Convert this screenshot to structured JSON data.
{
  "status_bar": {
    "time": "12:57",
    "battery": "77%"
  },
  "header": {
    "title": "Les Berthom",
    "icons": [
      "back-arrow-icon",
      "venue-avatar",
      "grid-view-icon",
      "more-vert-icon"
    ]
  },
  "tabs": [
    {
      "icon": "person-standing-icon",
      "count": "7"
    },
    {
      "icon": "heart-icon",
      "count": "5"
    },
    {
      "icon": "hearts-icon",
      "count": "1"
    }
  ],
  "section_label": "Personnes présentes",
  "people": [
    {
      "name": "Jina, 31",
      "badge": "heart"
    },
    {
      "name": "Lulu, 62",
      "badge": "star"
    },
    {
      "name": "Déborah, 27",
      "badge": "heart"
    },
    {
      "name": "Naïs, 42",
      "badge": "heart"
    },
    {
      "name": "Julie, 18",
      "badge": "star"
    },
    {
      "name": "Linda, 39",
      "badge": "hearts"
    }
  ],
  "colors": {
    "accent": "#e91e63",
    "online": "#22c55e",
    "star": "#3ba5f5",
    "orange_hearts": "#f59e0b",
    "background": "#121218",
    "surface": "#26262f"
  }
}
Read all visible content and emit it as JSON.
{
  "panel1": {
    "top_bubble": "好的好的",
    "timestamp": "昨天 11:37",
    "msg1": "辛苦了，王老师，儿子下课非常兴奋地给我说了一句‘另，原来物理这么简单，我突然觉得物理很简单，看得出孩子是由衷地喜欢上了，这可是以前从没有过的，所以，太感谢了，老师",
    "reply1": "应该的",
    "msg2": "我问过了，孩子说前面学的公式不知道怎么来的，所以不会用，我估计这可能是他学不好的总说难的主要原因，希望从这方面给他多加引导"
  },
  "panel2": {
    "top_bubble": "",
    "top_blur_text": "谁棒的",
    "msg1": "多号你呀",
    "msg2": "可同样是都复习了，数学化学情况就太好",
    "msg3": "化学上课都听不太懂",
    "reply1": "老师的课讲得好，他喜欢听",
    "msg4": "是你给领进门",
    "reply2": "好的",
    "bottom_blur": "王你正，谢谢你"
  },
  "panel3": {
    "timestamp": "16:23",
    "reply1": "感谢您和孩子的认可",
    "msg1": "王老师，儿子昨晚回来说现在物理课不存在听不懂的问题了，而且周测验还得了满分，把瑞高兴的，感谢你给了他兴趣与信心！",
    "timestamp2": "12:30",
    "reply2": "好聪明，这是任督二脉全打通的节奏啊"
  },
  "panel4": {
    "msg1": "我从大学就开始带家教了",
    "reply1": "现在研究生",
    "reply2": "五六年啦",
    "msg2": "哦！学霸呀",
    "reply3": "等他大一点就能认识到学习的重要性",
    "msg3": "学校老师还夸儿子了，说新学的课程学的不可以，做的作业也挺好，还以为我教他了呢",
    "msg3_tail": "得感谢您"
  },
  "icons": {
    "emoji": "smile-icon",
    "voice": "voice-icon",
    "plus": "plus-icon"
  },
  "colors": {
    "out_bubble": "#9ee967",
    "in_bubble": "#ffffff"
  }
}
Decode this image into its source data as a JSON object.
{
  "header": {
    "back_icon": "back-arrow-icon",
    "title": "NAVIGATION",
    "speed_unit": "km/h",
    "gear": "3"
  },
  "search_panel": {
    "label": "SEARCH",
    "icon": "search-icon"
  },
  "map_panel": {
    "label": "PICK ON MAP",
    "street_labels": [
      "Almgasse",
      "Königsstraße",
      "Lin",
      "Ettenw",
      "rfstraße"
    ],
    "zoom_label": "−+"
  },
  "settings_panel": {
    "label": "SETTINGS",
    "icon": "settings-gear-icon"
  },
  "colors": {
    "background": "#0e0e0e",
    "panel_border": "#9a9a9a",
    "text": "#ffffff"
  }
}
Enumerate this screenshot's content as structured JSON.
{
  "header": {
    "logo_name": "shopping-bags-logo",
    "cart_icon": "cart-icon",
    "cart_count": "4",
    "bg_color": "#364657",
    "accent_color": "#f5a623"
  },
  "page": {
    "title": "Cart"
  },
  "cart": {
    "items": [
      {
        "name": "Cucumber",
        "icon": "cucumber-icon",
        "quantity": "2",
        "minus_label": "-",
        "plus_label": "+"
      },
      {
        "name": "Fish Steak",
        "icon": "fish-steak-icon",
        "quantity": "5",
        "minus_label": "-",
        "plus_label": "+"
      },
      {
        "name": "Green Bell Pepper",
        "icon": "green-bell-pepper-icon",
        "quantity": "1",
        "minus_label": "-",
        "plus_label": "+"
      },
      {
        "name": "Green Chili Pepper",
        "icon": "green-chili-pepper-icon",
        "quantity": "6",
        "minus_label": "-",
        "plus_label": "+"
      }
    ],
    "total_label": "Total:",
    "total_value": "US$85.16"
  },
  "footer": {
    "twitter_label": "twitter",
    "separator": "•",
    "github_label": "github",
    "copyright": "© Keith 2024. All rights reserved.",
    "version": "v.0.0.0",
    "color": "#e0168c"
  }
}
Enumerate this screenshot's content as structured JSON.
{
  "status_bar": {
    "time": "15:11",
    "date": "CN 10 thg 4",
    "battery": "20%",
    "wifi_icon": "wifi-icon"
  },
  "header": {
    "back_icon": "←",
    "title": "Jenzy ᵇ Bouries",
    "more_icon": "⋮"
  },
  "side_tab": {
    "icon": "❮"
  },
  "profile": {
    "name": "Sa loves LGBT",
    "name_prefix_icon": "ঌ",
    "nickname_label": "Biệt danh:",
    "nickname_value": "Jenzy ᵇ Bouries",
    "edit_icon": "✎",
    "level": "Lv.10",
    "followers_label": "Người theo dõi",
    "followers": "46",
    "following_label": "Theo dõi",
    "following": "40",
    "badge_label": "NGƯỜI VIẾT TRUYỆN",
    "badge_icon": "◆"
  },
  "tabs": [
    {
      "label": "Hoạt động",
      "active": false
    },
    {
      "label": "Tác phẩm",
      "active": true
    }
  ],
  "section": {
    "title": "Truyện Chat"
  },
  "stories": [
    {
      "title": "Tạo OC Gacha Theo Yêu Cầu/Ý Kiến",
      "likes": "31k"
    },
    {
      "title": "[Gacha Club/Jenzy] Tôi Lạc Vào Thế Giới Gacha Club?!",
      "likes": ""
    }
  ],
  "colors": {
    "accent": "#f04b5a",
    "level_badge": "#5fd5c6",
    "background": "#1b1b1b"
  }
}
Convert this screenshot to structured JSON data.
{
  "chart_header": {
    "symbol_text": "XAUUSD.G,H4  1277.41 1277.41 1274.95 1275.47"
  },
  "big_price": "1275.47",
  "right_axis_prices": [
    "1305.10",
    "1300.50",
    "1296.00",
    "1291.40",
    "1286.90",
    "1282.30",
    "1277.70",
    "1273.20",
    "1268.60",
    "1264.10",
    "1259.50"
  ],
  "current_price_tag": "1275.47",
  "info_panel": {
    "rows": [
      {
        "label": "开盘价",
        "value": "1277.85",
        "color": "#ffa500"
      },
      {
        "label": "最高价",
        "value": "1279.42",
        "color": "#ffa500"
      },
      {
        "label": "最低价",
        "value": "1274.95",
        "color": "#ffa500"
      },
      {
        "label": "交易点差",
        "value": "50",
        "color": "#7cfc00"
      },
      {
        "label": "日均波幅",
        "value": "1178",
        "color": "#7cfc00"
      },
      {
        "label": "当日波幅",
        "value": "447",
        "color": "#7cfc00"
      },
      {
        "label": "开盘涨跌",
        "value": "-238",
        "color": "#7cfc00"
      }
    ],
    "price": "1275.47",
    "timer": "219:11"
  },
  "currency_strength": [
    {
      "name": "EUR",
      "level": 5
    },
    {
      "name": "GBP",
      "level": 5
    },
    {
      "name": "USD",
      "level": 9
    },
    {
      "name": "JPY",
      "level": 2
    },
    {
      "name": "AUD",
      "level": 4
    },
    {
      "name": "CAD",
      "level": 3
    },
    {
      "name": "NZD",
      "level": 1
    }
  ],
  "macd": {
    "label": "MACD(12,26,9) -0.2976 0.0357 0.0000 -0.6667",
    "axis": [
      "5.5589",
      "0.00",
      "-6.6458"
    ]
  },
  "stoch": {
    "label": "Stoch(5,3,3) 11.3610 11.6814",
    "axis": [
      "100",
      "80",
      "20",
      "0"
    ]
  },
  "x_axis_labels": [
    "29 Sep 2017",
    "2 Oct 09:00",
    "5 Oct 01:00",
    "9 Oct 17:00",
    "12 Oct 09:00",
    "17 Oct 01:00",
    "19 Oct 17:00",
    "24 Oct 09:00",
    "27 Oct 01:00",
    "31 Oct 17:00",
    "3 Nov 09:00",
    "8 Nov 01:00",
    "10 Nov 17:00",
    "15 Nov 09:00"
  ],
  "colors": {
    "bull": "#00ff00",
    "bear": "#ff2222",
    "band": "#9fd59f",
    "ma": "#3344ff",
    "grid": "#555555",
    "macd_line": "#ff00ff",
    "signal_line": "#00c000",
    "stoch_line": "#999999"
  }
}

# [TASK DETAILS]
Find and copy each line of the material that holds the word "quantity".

# [EXERCISE RESULT]
        "quantity": "2",
        "quantity": "5",
        "quantity": "1",
        "quantity": "6",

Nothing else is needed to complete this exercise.